April 1, 2004
7 Days In Arts
Francophile or Franco-reviler, ya gotta give credit where it's due. Screening as part of the "City of Lights, City of Angels" French cinema festival is "La Petite Prairie Aux Bouleaux." Translated to English, it means "A Birch Tree Meadow." But they're actually both translations of the word Brzezinka, better known as Birkenau. The film tells the story of Myriam, who returns to the death camp where she was imprisoned at the age of 15. An official selection of the 2003 Berlin Film Festival, it might just be worth a bravo. 3:45 p.m. $6-$9. Directors Guild of America, 7920 Sunset Blvd., Los Angeles. www.colcoa.com.
Government-sponsored programming gets you in the holiday spirit today. First, on PBS, catch the Jewish Television Network's "A Passover Celebration." Jeffrey Tambor ("Arrested Develpoment") hosts, chef Jeff Nathan talks dessert, The Journal's Teresa Strasser offers home decorating tips and Dom DeLuise makes a special appearance. Later, tune your radio to KPCC to hear "Passover: Time for Freedom." Sponsored by the Jewish Community Library of Los Angeles, the show features stories and thoughts on the nature of freedom. "A Passover Celebration": 4 p.m., KCET. 7 p.m., KOCE. www.pbs.org. "Passover: Time for Freedom": 9 p.m. KPCC 89.3 FM.
Passover 2004. The festivities begin, but for some reason you're forgoing the many seder options offered you in The Journal's calendar section. How to still make this night different from all other nights? There's always a DVD. New out from Eurobay Entertainment and director Alexandre Arcady are two French Jewish options, to help alleviate some of your guilt. "For Sacha," tells of three young men who make aliyah from France in the 1960s to help build Israel and pursue the same love interest, Sacha, while "Brothers in Arms" follows Parisian detectives reluctantly partnered to catch fundamentalist criminals working for a Middle Eastern Islamic country that is bent on destabilizing all of Europe. $14.99 (each). www.eurobayentertainment.com.
Day 2. Our suggestion for taking one's mind off of the strategic seder seating arrangements: The new "Voices for Israel" double CD is said to be the largest compilation by Jewish music stars, featuring songs by Dudu Fisher, Yehuda Solomon and the Moshav Band, Sam Glaser, Avraham Fried, and some 30 others, as well as a "We Are The World-esque" tribute song, "Chazak Amenu: We Stand As One." Created to raise funds for victims of terror, the collection will inspire, while placing your problems in proper perspective.

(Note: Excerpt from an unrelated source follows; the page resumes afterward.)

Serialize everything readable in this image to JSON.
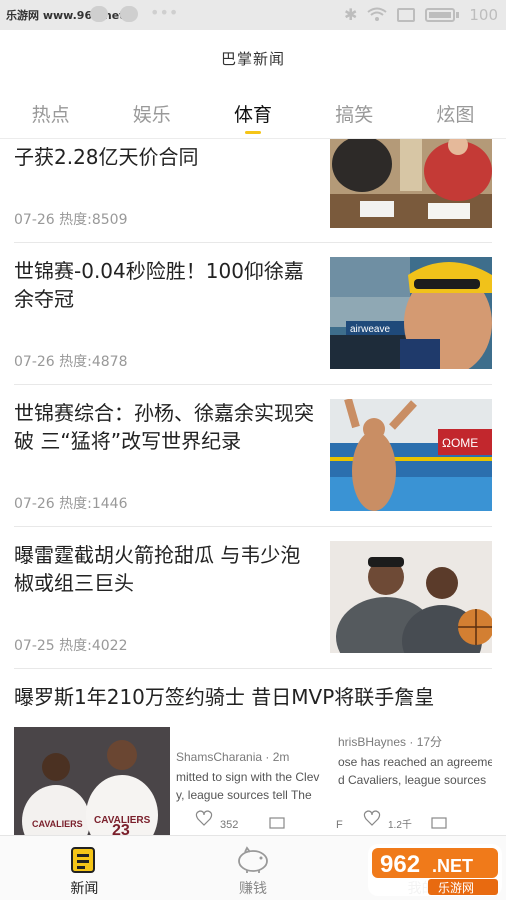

You'll rock out, abandoning all neurotic mental images of an angry Aunt Sylvia knocking over the cup of Elijah as she lunges across the table at Uncle Mortie. $25. www.voicesforisrael.org.
In "Johnny Boy," the 1955 Yankees/Dodgers World Series serves as the backdrop for Jeff Mandels' Jewish "Wonder Years" coming-of-age story of two very different brothers -- one wheelchair-bound, one not. Directed by Arnold Margolin, the play opens this week at the Falcon Theatre. 8 p.m. (Wed.-Sat.), 4 p.m. (Sun.). $25.-$37.50. 4252 Riverside Drive, Burbank. (818) 955-8101.
In line with the whole Passover-freedom theme this week, Roy Zimmerman persists in his exercise of free speech as "Roy Zimmerman's Patriot Act" continues its run. The show is a satirical stab at WMDs, George Bush and conservatism through songs like "Homeland Security," "The Multi-national Anthem" and "Defenders of Marriage." Zimmerman also promises a new song from the latest headlines weekly. Recently signed on to join him is comedian Andy Kindler. 8 p.m. Runs Thursdays through May 13 (except April 15). $12. San Gennaro, 9543 Culver Blvd., Culver City. (310) 828-4497.
Julianne Grossman promises to make depression funny in her play, "From Bonkers to Botox: A Serious Comedy." Based on her own struggle with attempted suicide, hospitalization and recovery, the show is meant to be humorous, while still alerting people to the serious issues it tackles. (Her dad's response to her suicide attempt: "Didn't you read the label on the bottle of Ambien? It specifically says, 'Do NOT take with rat poison.'") The April 11 performance is for the in-patient recovery program at Beit T'Shuvah, but you can catch it tonight at the Stella Adler Theatre. 8 p.m. (Fri.-Sat.), 3 p.m. (Sun.). Runs through April 25. $18. 6773 Hollywood Blvd., Hollywood. (818) 753-7788.